Sukuk, or Islamic bonds, are another option. I have a separate post that explains what sukuk are.

Additional options include venture capital, or investing in other companies, jewelry and precious metals, as well as fine art and collectibles. If & when those things go up in value, the investor can sell.

A couple of investment choices that I consider gray areas are commodities and foreign exchange. The problem with commodities is that they’re a speculative investment and might take advantage of others’ economic hardships. Also, commodities investing is often done via futures contracts, which I consider to be like gambling. As for foreign currency (or FOREX) trading, it’s not forbidden, but it’s typically done via leverage, or money that’s loaned to the investor by the broker.

This was a very brief overview of investment choices, but to find out more detail, check out my book: Open the Door to a Wealthier Life. It’s available on Amazon in paperback and Kindle format. Thanks for reading.

Conventional Bonds vs. Islamic Bonds (Sukuk)

Conventional bonds include corporate bonds sold by corporations and Treasury bonds sold by the government. These are considered debt investments.

Basically, the investor is making a loan to a corporation or the government. The investor will receive a principal payment after the bond matures, or expires, but will also receive regular interest payments during the life of the bond. Because of these interest payments, or coupon payments, conventional bonds are not considered halal, or permissible, investments according to Islam.

There is another option for Muslims, though, called sukuk. Sukuk are sometimes called Islamic bonds. Sukuk are typically sold by foreign governments or companies. As with conventional bonds, these governments and companies sell sukuk to raise capital, promising to pay back the principal amount, but they also pay out small distributions during the life of the sukuk. These aren’t fixed or guaranteed amounts, so technically it’s not an interest payment.

Sukuk are completely asset-backed, and those assets are being used to generate the income that allows for the distribution payments. Additionally, there is shared risk between the entity selling the sukuk and the investor.

Sukuk are considered a capital preservation investment. Sukuk provide a great way to diversify one’s portfolio so you have money invested in something other than the stock market. They won’t have high returns, but are relatively safe and definitely a better option than letting your money sit in the bank and lose value because of inflation. If you are setting aside money for a down payment on something or a college education, sukuk might be the right choice for you.
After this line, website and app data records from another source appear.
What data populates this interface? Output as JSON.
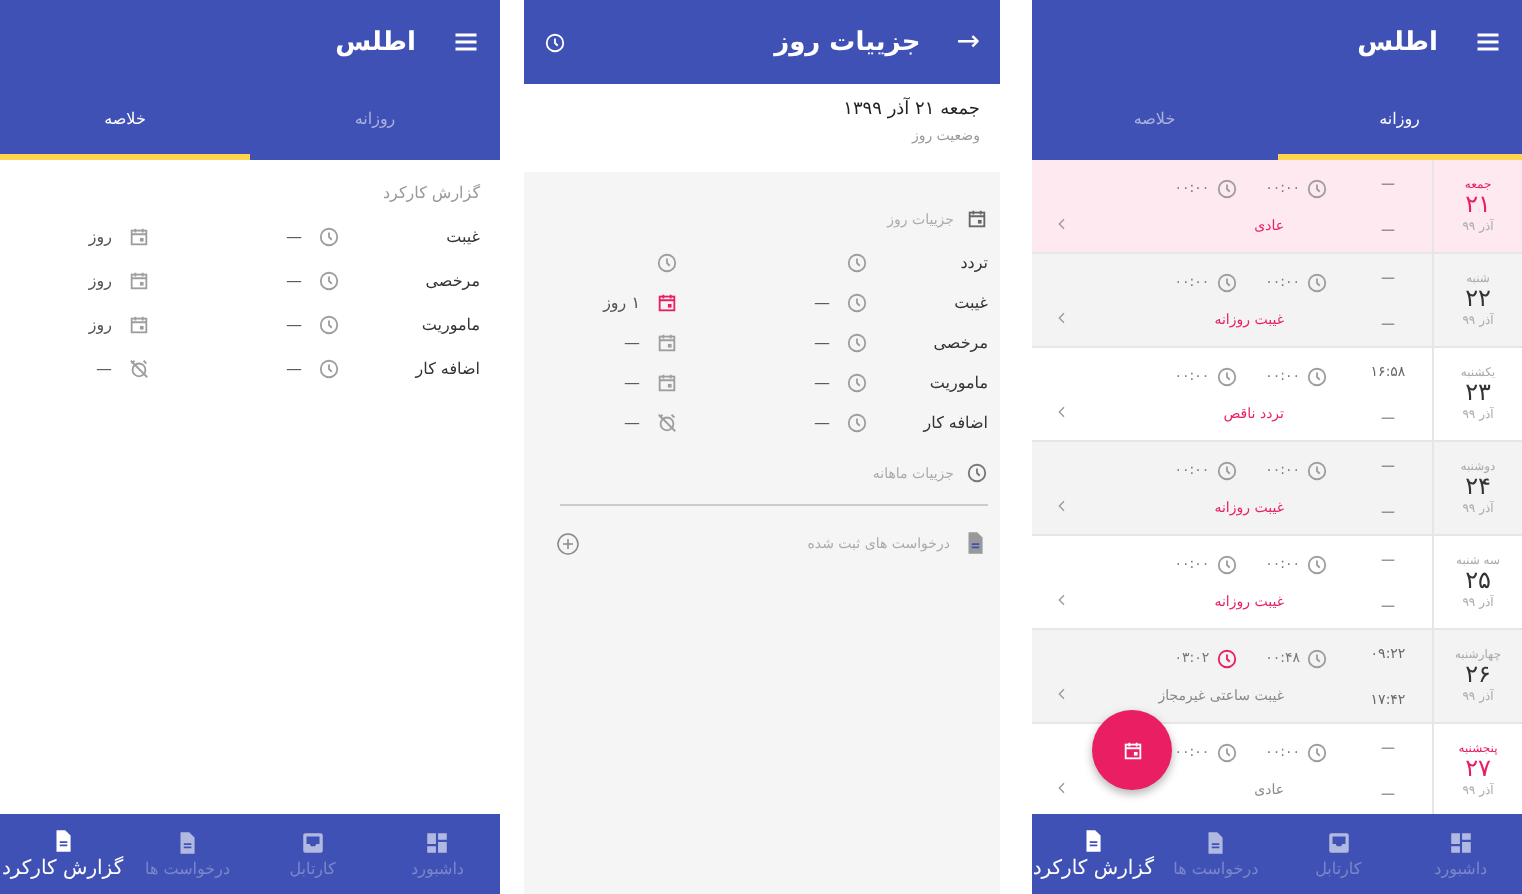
{
  "summary_screen": {
    "title": "اطلس",
    "tabs": [
      {
        "label": "روزانه",
        "selected": false
      },
      {
        "label": "خلاصه",
        "selected": true
      }
    ],
    "section_title": "گزارش کارکرد",
    "rows": [
      {
        "label": "غیبت",
        "hours": "—",
        "days": "روز",
        "kind": "leave"
      },
      {
        "label": "مرخصی",
        "hours": "—",
        "days": "روز",
        "kind": "leave"
      },
      {
        "label": "ماموریت",
        "hours": "—",
        "days": "روز",
        "kind": "leave"
      },
      {
        "label": "اضافه کار",
        "hours": "—",
        "days": "—",
        "kind": "overtime"
      }
    ],
    "bottom_nav": [
      {
        "label": "داشبورد",
        "kind": "dashboard",
        "selected": false
      },
      {
        "label": "کارتابل",
        "kind": "inbox",
        "selected": false
      },
      {
        "label": "درخواست ها",
        "kind": "document",
        "selected": false
      },
      {
        "label": "گزارش کارکرد",
        "kind": "report",
        "selected": true
      }
    ]
  },
  "day_screen": {
    "back_icon": "→",
    "title": "جزییات روز",
    "date": "جمعه ۲۱ آذر ۱۳۹۹",
    "status_label": "وضعیت روز",
    "section_title": "جزییات روز",
    "rows": [
      {
        "label": "تردد",
        "kind": "traffic",
        "highlight": false
      },
      {
        "label": "غیبت",
        "hours": "—",
        "days": "۱ روز",
        "kind": "leave",
        "highlight": true
      },
      {
        "label": "مرخصی",
        "hours": "—",
        "days": "—",
        "kind": "leave",
        "highlight": false
      },
      {
        "label": "ماموریت",
        "hours": "—",
        "days": "—",
        "kind": "leave",
        "highlight": false
      },
      {
        "label": "اضافه کار",
        "hours": "—",
        "days": "—",
        "kind": "overtime",
        "highlight": false
      }
    ],
    "monthly_label": "جزییات ماهانه",
    "requests_label": "درخواست های ثبت شده"
  },
  "daily_screen": {
    "title": "اطلس",
    "tabs": [
      {
        "label": "روزانه",
        "selected": true
      },
      {
        "label": "خلاصه",
        "selected": false
      }
    ],
    "days": [
      {
        "weekday": "جمعه",
        "day": "۲۱",
        "month": "آذر ۹۹",
        "holiday": true,
        "kind": "highlighted",
        "first": "—",
        "second": "—",
        "times": [
          {
            "value": "۰۰:۰۰",
            "alert": false
          },
          {
            "value": "۰۰:۰۰",
            "alert": false
          }
        ],
        "status": "عادی",
        "status_alert": true
      },
      {
        "weekday": "شنبه",
        "day": "۲۲",
        "month": "آذر ۹۹",
        "holiday": false,
        "kind": "shaded",
        "first": "—",
        "second": "—",
        "times": [
          {
            "value": "۰۰:۰۰",
            "alert": false
          },
          {
            "value": "۰۰:۰۰",
            "alert": false
          }
        ],
        "status": "غیبت روزانه",
        "status_alert": true
      },
      {
        "weekday": "یکشنبه",
        "day": "۲۳",
        "month": "آذر ۹۹",
        "holiday": false,
        "kind": "plain",
        "first": "۱۶:۵۸",
        "second": "—",
        "times": [
          {
            "value": "۰۰:۰۰",
            "alert": false
          },
          {
            "value": "۰۰:۰۰",
            "alert": false
          }
        ],
        "status": "تردد ناقص",
        "status_alert": true
      },
      {
        "weekday": "دوشنبه",
        "day": "۲۴",
        "month": "آذر ۹۹",
        "holiday": false,
        "kind": "shaded",
        "first": "—",
        "second": "—",
        "times": [
          {
            "value": "۰۰:۰۰",
            "alert": false
          },
          {
            "value": "۰۰:۰۰",
            "alert": false
          }
        ],
        "status": "غیبت روزانه",
        "status_alert": true
      },
      {
        "weekday": "سه شنبه",
        "day": "۲۵",
        "month": "آذر ۹۹",
        "holiday": false,
        "kind": "plain",
        "first": "—",
        "second": "—",
        "times": [
          {
            "value": "۰۰:۰۰",
            "alert": false
          },
          {
            "value": "۰۰:۰۰",
            "alert": false
          }
        ],
        "status": "غیبت روزانه",
        "status_alert": true
      },
      {
        "weekday": "چهارشنبه",
        "day": "۲۶",
        "month": "آذر ۹۹",
        "holiday": false,
        "kind": "shaded",
        "first": "۰۹:۲۲",
        "second": "۱۷:۴۲",
        "times": [
          {
            "value": "۰۰:۴۸",
            "alert": false
          },
          {
            "value": "۰۳:۰۲",
            "alert": true
          }
        ],
        "status": "غیبت ساعتی غیرمجاز",
        "status_alert": false
      },
      {
        "weekday": "پنجشنبه",
        "day": "۲۷",
        "month": "آذر ۹۹",
        "holiday": true,
        "kind": "plain",
        "first": "—",
        "second": "—",
        "times": [
          {
            "value": "۰۰:۰۰",
            "alert": false
          },
          {
            "value": "۰۰:۰۰",
            "alert": false
          }
        ],
        "status": "عادی",
        "status_alert": false
      }
    ],
    "bottom_nav": [
      {
        "label": "داشبورد",
        "kind": "dashboard",
        "selected": false
      },
      {
        "label": "کارتابل",
        "kind": "inbox",
        "selected": false
      },
      {
        "label": "درخواست ها",
        "kind": "document",
        "selected": false
      },
      {
        "label": "گزارش کارکرد",
        "kind": "report",
        "selected": true
      }
    ]
  }
}
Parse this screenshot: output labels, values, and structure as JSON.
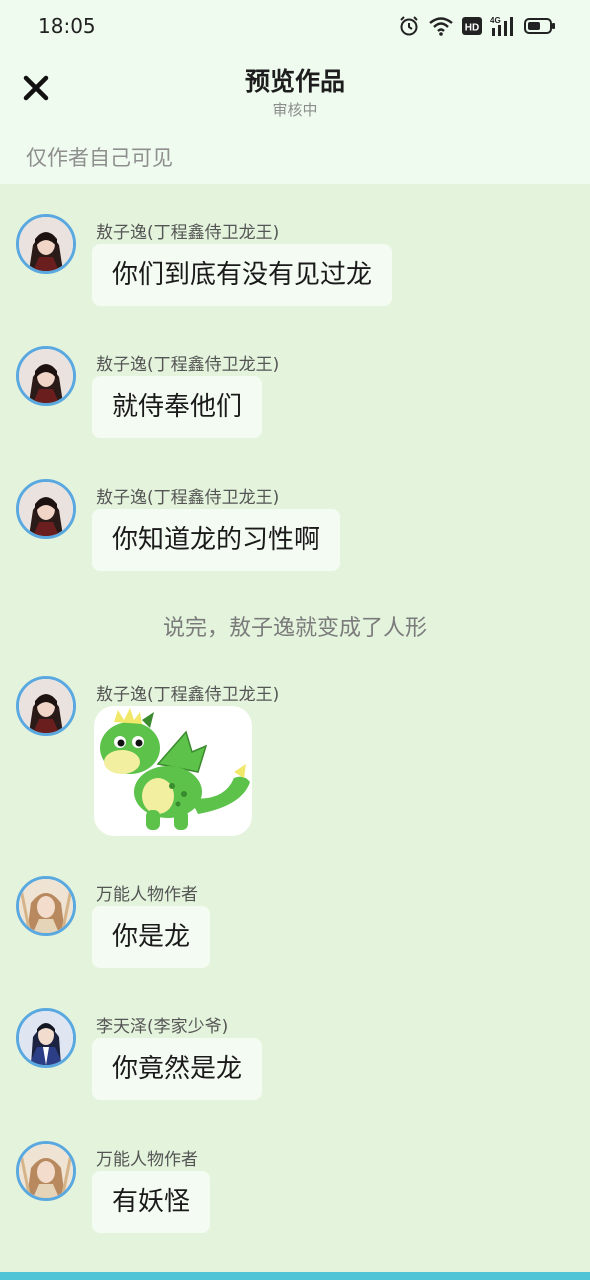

To learn more about sukuk and how to invest in them, check out my book, Open the Door to a Wealthier Life, available on Amazon in paperback and Kindle format. Thanks for reading.